” Vishal, a software engineer like many of his counterparts, is clueless about what to do on a long weekend. That is when Gautam, a close pal suggests a road trip to Bengaluru on his brand new bike.
Conquering NH-4 on a two-wheeler was on agenda that independence day. Footprints which were left behind, cross his path once again during the course of this journey. Reliving one’s past always manages to bring a smile along with a drop of tear.
His experiences during the course of 1000 Km traveled in 27 hrs leaves many unanswered questions, realizing which he emerges with a different outlook towards society and love of his life… Apsara. ”
A disagreement between both the companies fires up their rivalry.
Although Amazon is working fine with Apple TV, The disagreements with Google are not seeming to end.
This rivalry has made Roku, the biggest streaming service in the U.S.A.
The feud between Amazon and Google continues today with the early removal of YouTube from the Fire TV – a move Google had said wouldn’t take place until January 1, 2018. But as a number of Fire TV owners have now noticed, launching the YouTube app today informs you that you can choose to watch “YouTube and millions of other websites” by using a web browser. You then have the option to choose from Amazon’s own Silk browser or Firefox, with a click of a button.
The disagreements between the companies that led to this consumer-unfriendly stance go back several years.
Google hasn’t been happy about Amazon’s anti-competitive nature when it comes to allowing rivals to sell their own hardware items – like smart speakers and media players – on Amazon.com. The retailer has long refused to stock devices that competed with its own – like Apple TV, Chromecast, Google Home, and others – in an effort to promote Amazon products like Echo speakers and Fire TV.
However, Amazon and Apple recently negotiated an agreement that brought the Apple TV back to Amazon and Amazon’s Prime Video app to Apple TV.
Meanwhile, it seemed discussions between Amazon and Google were improving earlier this month when the Chromecast and Chromecast Ultra reappeared on Amazon.com. (They’re still showing as “currently unavailable,” however.)
The other issue at hand was that Amazon had launched its own version of Google’s YouTube player for its Echo Show device, without working with Google to ensure core features were accessible. There’s been quite a bit of back and forth on this matter, with Google pulling that player, only to have Amazon surreptitiously work around the block by implementing a web version of YouTube instead.

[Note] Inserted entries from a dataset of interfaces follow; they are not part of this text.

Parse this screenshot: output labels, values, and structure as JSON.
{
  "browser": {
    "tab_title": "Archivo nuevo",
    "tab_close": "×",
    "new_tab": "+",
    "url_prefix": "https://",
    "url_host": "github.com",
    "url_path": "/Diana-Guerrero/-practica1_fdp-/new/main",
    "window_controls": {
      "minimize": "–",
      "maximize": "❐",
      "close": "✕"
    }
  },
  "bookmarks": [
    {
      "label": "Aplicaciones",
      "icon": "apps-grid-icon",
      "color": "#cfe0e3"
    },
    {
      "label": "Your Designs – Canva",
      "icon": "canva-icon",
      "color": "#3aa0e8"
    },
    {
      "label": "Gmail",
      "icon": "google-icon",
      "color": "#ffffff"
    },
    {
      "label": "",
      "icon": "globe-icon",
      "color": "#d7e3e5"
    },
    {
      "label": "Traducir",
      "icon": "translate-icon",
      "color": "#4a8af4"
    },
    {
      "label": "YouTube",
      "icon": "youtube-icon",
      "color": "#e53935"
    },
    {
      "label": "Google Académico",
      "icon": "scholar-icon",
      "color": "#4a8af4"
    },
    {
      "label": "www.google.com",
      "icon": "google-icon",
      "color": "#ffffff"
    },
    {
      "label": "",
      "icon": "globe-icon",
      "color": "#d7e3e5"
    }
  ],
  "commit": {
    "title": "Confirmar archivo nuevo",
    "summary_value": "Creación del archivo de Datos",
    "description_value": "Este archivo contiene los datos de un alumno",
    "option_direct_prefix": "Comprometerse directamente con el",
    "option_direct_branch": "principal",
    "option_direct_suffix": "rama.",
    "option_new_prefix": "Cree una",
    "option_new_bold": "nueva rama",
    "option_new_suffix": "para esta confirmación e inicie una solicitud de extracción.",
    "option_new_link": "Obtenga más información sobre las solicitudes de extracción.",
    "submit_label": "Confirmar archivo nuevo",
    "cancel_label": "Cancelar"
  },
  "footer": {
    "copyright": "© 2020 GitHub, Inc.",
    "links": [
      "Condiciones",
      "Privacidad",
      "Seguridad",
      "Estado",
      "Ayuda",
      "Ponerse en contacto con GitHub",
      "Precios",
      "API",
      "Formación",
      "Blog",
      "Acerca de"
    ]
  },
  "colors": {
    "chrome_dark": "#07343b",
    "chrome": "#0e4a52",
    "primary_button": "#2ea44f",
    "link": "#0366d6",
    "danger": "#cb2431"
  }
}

That led Google this month to declare that it would pull YouTube entirely from Amazon’s hardware lineup, including Fire TV. The player was yanked immediately from Echo Show, but Fire TV owners were told that the app would work until January 1, 2018.
It would be unusual for Google to actually pull the YouTube app ahead of its deadline, which indicates this change – to point YouTube users to web browsers instead – may have come from Amazon’s side.
That theory is further backed up by the fact that sideloading the YouTube app onto Fire TV will continue to display the “warning” message, according to a report from AFTVNews.com and commenters on Reddit.
However, it’s unclear if Amazon’s choice to redirect YouTube users to web browsers ahead of schedule is fully rolled out. One report from Cord Cutter News said you’ll only see the browser choice screen if you have a browser installed on your Fire TV, for example. (Update: a recompilation of the app’s code, though, indicates the app has been changed to only point to the web browser – no matter if you have one installed or not.)
On two Fire TV devices we have here (a prior generation and new generation player), we’re only seeing the browser choice screen as of today. And many users worldwide are reporting the same, per Twitter.
We’ve reached out to Amazon and Google for comment. Google has not responded, but a rep from Amazon offered the following statement:
“I can confirm that YouTube and millions of other websites are accessible by using a web browser like Firefox or Silk on Fire TV.”
With all this drama, is it any wonder that Roku is the top streaming device in the U.S.?
Consumers don’t want to be jerked around like this all because two competitors can’t work out a reasonable solution that serves both their interests. At the end of the day, Amazon and Google only hurting themselves by alienating their overlapping customer base – a group that easily could (and probably should) switch to Roku at this point. IANS